(Page and application data records)
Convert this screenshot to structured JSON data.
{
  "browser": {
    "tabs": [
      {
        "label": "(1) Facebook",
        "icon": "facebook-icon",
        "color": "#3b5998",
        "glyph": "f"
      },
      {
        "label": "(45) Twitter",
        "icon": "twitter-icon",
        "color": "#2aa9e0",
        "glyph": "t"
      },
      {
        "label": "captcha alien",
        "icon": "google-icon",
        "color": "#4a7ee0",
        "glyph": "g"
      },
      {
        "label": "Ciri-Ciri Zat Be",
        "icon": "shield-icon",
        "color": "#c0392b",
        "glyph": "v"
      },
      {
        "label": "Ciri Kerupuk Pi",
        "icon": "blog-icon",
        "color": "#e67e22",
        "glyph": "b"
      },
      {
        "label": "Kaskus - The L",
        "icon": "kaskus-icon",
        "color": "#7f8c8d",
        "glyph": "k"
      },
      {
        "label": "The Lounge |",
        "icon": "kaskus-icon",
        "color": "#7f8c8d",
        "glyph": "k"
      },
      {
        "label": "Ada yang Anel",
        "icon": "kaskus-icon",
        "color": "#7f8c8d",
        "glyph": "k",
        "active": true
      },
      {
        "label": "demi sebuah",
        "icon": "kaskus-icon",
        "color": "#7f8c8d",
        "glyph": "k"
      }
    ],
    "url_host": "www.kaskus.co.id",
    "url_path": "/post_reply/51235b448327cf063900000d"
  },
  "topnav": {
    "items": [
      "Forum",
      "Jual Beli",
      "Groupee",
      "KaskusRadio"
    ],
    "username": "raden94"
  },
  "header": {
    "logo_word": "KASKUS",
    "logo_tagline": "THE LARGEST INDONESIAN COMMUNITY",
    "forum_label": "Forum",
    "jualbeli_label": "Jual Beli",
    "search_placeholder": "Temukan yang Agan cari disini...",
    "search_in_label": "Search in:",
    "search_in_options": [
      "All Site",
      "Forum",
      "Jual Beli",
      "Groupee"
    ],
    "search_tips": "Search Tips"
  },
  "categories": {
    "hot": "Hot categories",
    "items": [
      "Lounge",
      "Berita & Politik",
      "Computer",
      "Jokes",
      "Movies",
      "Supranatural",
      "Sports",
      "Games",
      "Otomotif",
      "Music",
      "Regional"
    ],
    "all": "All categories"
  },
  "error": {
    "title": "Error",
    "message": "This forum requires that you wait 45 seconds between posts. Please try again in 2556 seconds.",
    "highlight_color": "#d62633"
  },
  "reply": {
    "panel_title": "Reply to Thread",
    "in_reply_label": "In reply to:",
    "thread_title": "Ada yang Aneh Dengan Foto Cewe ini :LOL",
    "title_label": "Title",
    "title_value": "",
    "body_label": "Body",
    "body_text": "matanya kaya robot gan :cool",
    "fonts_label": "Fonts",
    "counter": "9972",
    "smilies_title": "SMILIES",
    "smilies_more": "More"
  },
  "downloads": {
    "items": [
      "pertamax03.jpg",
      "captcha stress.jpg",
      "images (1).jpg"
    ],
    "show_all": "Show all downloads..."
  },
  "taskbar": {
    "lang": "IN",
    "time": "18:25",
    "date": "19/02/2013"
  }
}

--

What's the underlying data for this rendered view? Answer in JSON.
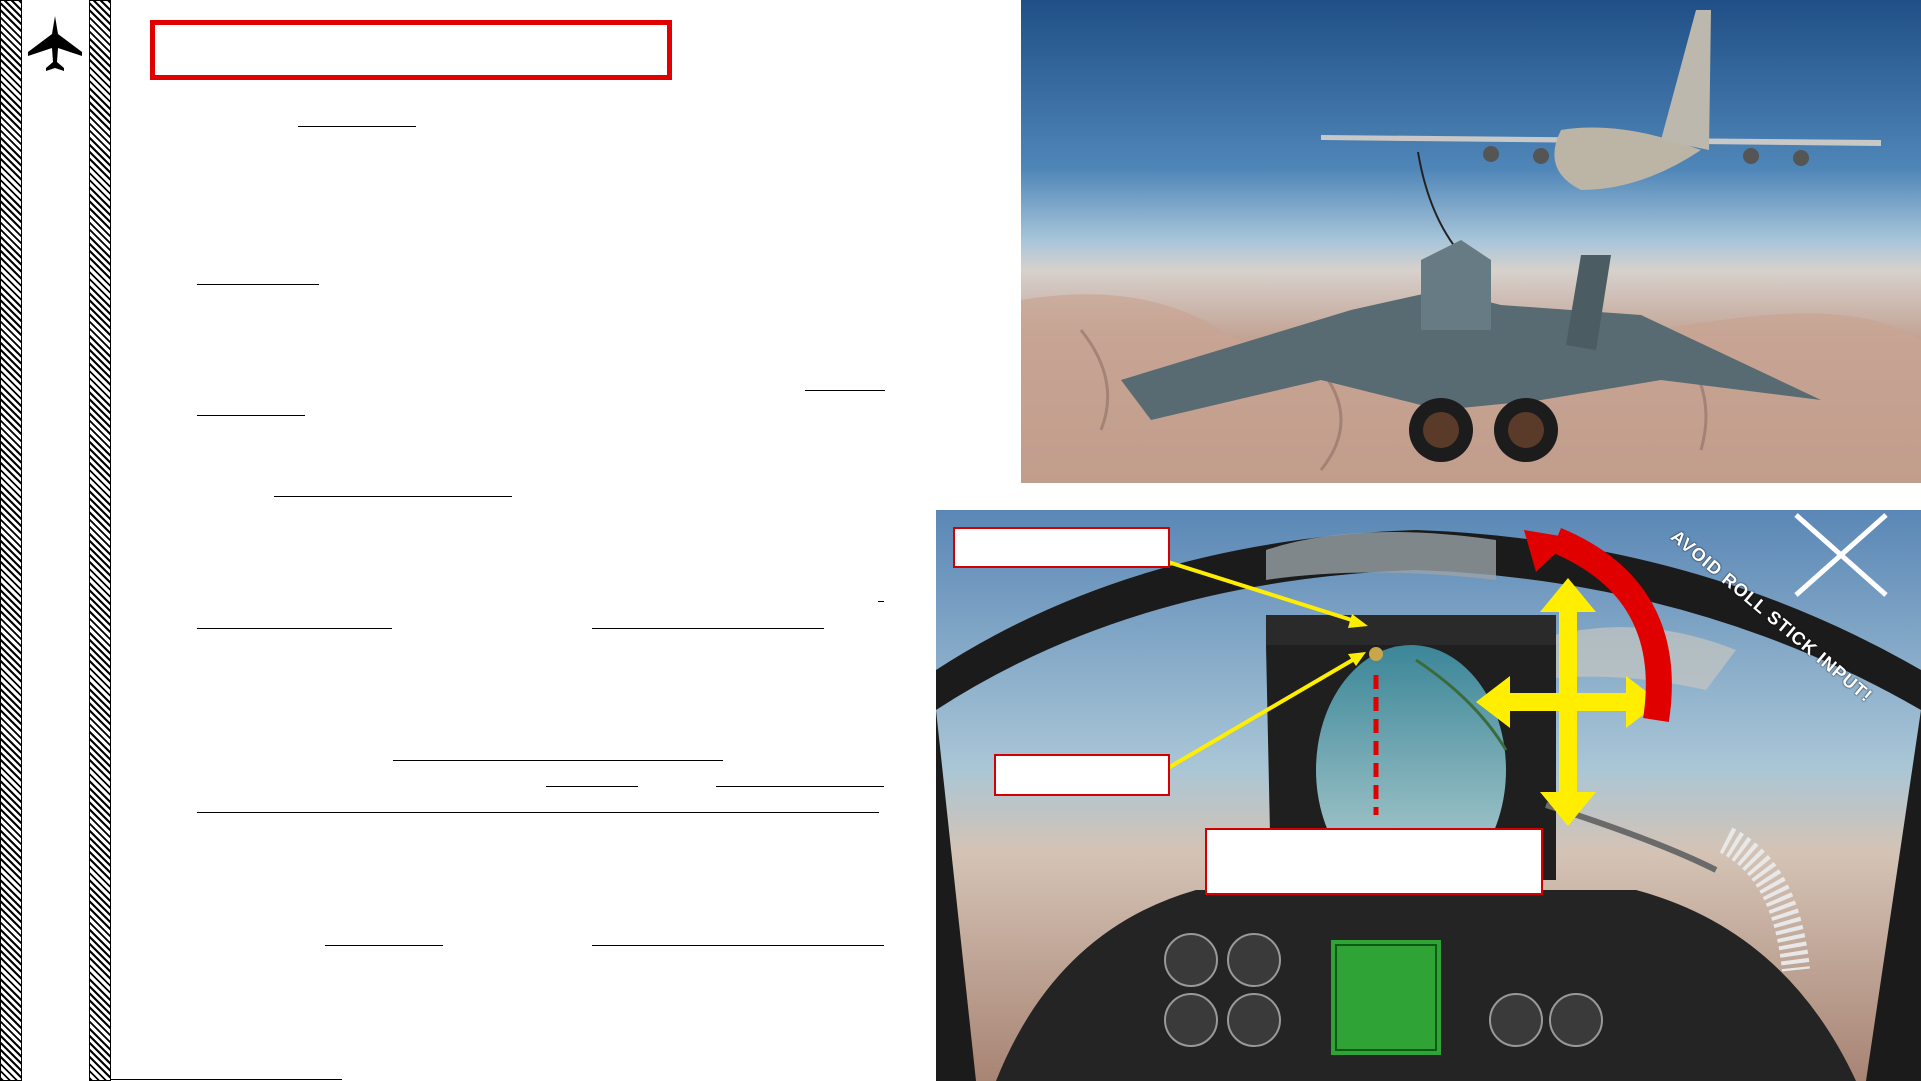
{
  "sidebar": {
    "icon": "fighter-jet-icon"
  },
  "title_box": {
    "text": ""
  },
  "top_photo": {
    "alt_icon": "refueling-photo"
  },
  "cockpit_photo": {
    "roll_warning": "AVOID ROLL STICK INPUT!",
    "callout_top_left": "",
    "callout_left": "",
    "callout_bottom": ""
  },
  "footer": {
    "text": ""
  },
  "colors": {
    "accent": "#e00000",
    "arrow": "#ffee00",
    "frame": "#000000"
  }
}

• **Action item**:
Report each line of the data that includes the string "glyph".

• **Response box**:
        "glyph": "f"
        "glyph": "t"
        "glyph": "g"
        "glyph": "v"
        "glyph": "b"
        "glyph": "k"
        "glyph": "k"
        "glyph": "k",
        "glyph": "k"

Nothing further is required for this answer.